Seven links for your weekend reading:
1. Mark Galli: How to become a successful religion
2. Greg Koukl: Abortion and human rights
6. Tullian Tchividjian posts Tim Keller’s foreword to Unfashionable.
Notes on two books I’ve read recently:
You Can Change:
God’s Transforming Power for Our Sinful Behavior and Negative Emotions
My Rating: ****
In this book, Tim Chester leads readers to think about what they want to change and then examine their underlying motivations for such a change. Encouraging us to turn from certain desires to certain truths, he grounds lasting change in daily repentance as a response to the gospel of grace. Best of all, he incorporates individual change into the context of the church and insists that sanctification is a community project. Each chapter ends with a list of hard-hitting questions that lead us to practical application of biblical truth.
Surprised by Grace:
God’s Relentless Pursuit of Rebels
C.S. Lewis was surprised by joy. N.T. Wright is surprised by hope.
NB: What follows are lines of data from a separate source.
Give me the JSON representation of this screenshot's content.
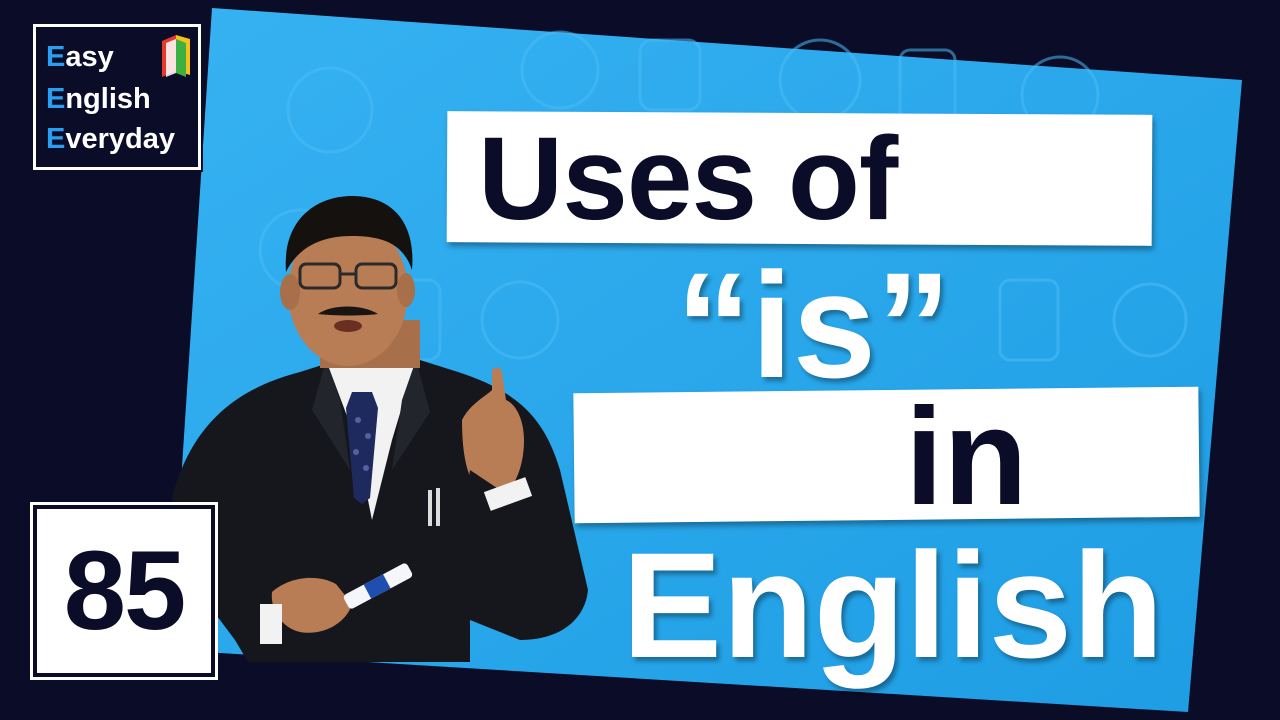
{
  "logo": {
    "lines": [
      {
        "initial": "E",
        "rest": "asy"
      },
      {
        "initial": "E",
        "rest": "nglish"
      },
      {
        "initial": "E",
        "rest": "veryday"
      }
    ],
    "icon": "book-icon"
  },
  "title": {
    "line1": "Uses of",
    "line2": "“is”",
    "line3": "in",
    "line4": "English"
  },
  "episode": {
    "number": "85"
  },
  "colors": {
    "background": "#0b0c28",
    "board": "#2aa8ec",
    "accent": "#2a9ff2",
    "text_dark": "#0b0c28",
    "text_light": "#ffffff"
  }
}
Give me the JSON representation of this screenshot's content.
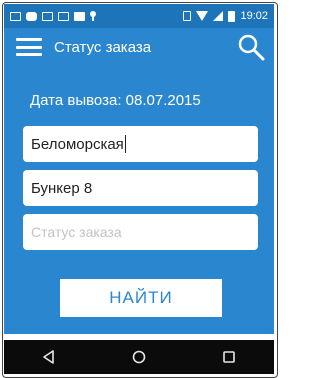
{
  "status_bar": {
    "time": "19:02",
    "left_icons": [
      "mail-icon",
      "chat-icon",
      "image-icon",
      "mail-icon",
      "bag-icon",
      "pin-icon"
    ],
    "right_icons": [
      "vibrate-icon",
      "wifi-icon",
      "signal-icon",
      "battery-icon"
    ]
  },
  "app_bar": {
    "title": "Статус заказа",
    "menu_icon": "hamburger-menu-icon",
    "search_icon": "search-icon"
  },
  "form": {
    "pickup_date_label": "Дата вывоза: 08.07.2015",
    "street_value": "Беломорская",
    "bunker_value": "Бункер 8",
    "status_placeholder": "Статус заказа",
    "find_button_label": "НАЙТИ"
  },
  "nav_bar": {
    "icons": [
      "back-icon",
      "home-icon",
      "recents-icon"
    ]
  },
  "colors": {
    "status_bar": "#1d74b8",
    "app_bar": "#2a87cf",
    "button_text": "#2a87cf",
    "nav_bar": "#0b0b0b"
  }
}
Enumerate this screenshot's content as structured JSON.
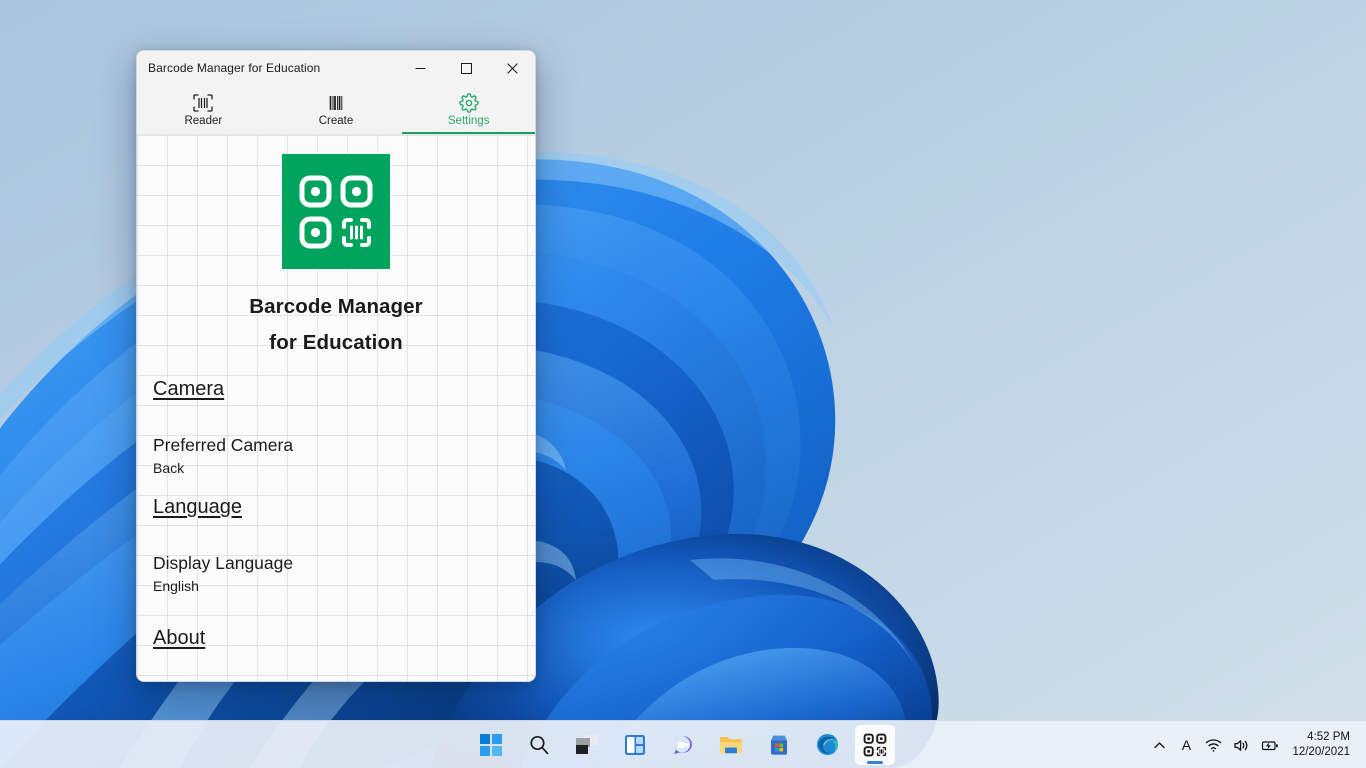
{
  "window": {
    "title": "Barcode Manager for Education",
    "controls": {
      "minimize": "Minimize",
      "maximize": "Maximize",
      "close": "Close"
    },
    "tabs": [
      {
        "label": "Reader",
        "icon": "barcode-scan-icon",
        "active": false
      },
      {
        "label": "Create",
        "icon": "barcode-icon",
        "active": false
      },
      {
        "label": "Settings",
        "icon": "gear-icon",
        "active": true
      }
    ],
    "accent_color": "#1f9d62",
    "logo_color": "#00a45d"
  },
  "settings": {
    "app_name_line1": "Barcode Manager",
    "app_name_line2": "for Education",
    "sections": [
      {
        "heading": "Camera",
        "items": [
          {
            "title": "Preferred Camera",
            "value": "Back"
          }
        ]
      },
      {
        "heading": "Language",
        "items": [
          {
            "title": "Display Language",
            "value": "English"
          }
        ]
      },
      {
        "heading": "About",
        "items": []
      }
    ]
  },
  "taskbar": {
    "items": [
      {
        "name": "start",
        "label": "Start",
        "active": false
      },
      {
        "name": "search",
        "label": "Search",
        "active": false
      },
      {
        "name": "task-view",
        "label": "Task View",
        "active": false
      },
      {
        "name": "widgets",
        "label": "Widgets",
        "active": false
      },
      {
        "name": "chat",
        "label": "Chat",
        "active": false
      },
      {
        "name": "file-explorer",
        "label": "File Explorer",
        "active": false
      },
      {
        "name": "store",
        "label": "Microsoft Store",
        "active": false
      },
      {
        "name": "edge",
        "label": "Microsoft Edge",
        "active": false
      },
      {
        "name": "barcode-app",
        "label": "Barcode Manager for Education",
        "active": true
      }
    ],
    "tray": [
      {
        "name": "show-hidden-icons",
        "label": "Show hidden icons"
      },
      {
        "name": "input-indicator",
        "label": "A"
      },
      {
        "name": "network",
        "label": "Network"
      },
      {
        "name": "volume",
        "label": "Volume"
      },
      {
        "name": "battery",
        "label": "Battery"
      }
    ],
    "clock": {
      "time": "4:52 PM",
      "date": "12/20/2021"
    }
  }
}
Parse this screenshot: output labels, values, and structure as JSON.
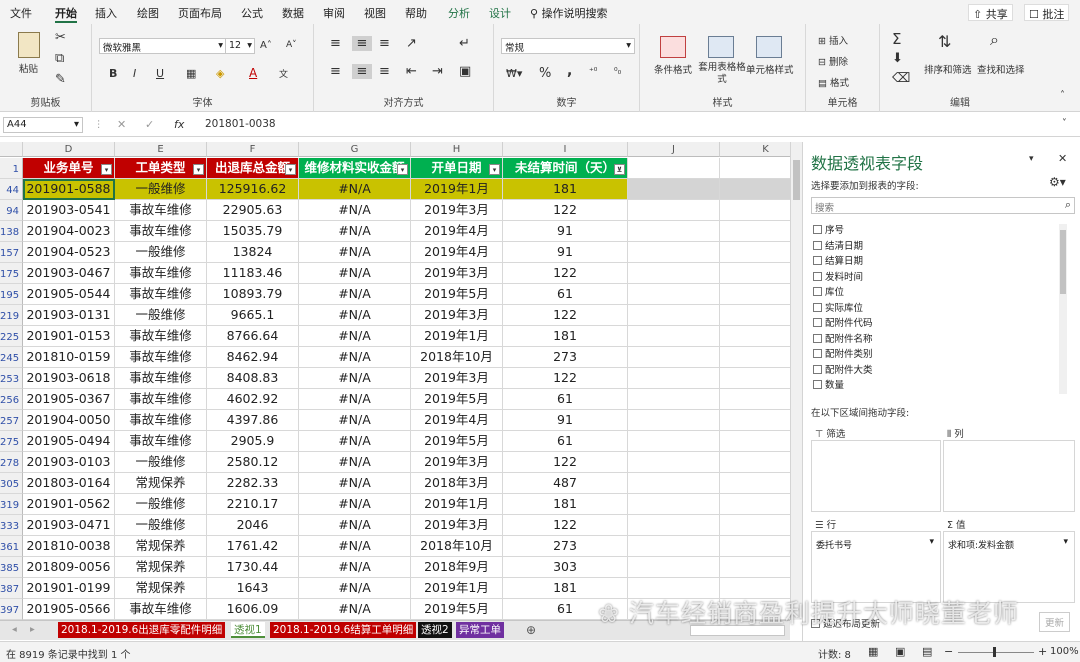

Pastor Tullian Tchividjian is surprised by grace, particularly the grace he finds in the Old Testament story of Jonah. Although the Bible condenses Jonah’s story into four brief chapters, Tchividjian digs deep into the text and emerges with a book full of gospel treasure. Contrasting Jonah’s tribal mindset with the missionary heart of God, Surprised by Grace places individual salvation and calling into a cosmic context of redemption that emphasizes the need for Christians to be overwhelmed daily by God’s grace toward rebels. Tchividjian’s book combines insightful exegesis, pastoral wisdom, and personal passion. (Art admirers will also enjoy the illustrations: fourteen famous artist renderings of Jonah throughout church history.)
(These reviews first appeared in Christianity …
Sometimes the most conservative people are the most biblically and scholastically sound. They have studied Scripture and have studied skeptical scholarship. They make brilliant arguments for the way something in the Bible reads and how it’s been interpreted. I don’t go to them necessarily to know more about their personal beliefs. It’s the brilliance they bring to bear on the text that appeals to me. Of all the people I’ve read over the years, it’s their work that I keep on my desk. They’re all non-Catholics, but they’re believers, they document their books well, they write well, they’re scrupulously honest as scholars, and they don’t have a bias. Many of the skeptical non-believer biblical scholars have a terrible bias. To them, Jesus didn’t rise from the dead, so there’s no point in discussing it. I want someone to approach the text and tell me what it says, how the language worked.
In a nutshell, every classroom at SEBTS should be a Great Commission classroom because every page of Scripture and every locus of doctrine relates in some way to the charge given to us above. Christian Theology is the most exciting thing that a person could possibly study, and one of the exciting things about it is that it not only drives us to ministry and mission, …
Yesterday, I posted a reflection on worship called “Steak on a Paper Plate” which questioned whether or not a casual, informal approach to worship will be able to sustain substantive expository preaching over the long run.
Today, a friend and fellow blogger, Zach Nielsen (Take Your Vitamin Z) responds to yesterday’s post. Zach is one of the pastors at The Vine in Madison, Wisconsin and has much experience leading music in church. I like what Zach has to say about the character of the worship leader and I’m glad he has agreed to stop by the blog and offer this response.
Being formal or not is more a function of the person who is leading and less about the structure that he imposes upon himself for leading the worship service. You can make a “contemporary” service feel very formal and you can make a strict PCA liturgy feel very informal. It depends on who is leading.
I grew up in a church that followed a very strict ELCA Lutheran liturgy, but the senior pastor had a way of making it feel personal and not simply a robotic recitation of words. On the flip side, I have been to services that are “contemporary” and “informal” that felt very stiff and awkward because those leading did not have the skill set to lead in a way that felt relaxed and more free.
So my question for those leading church …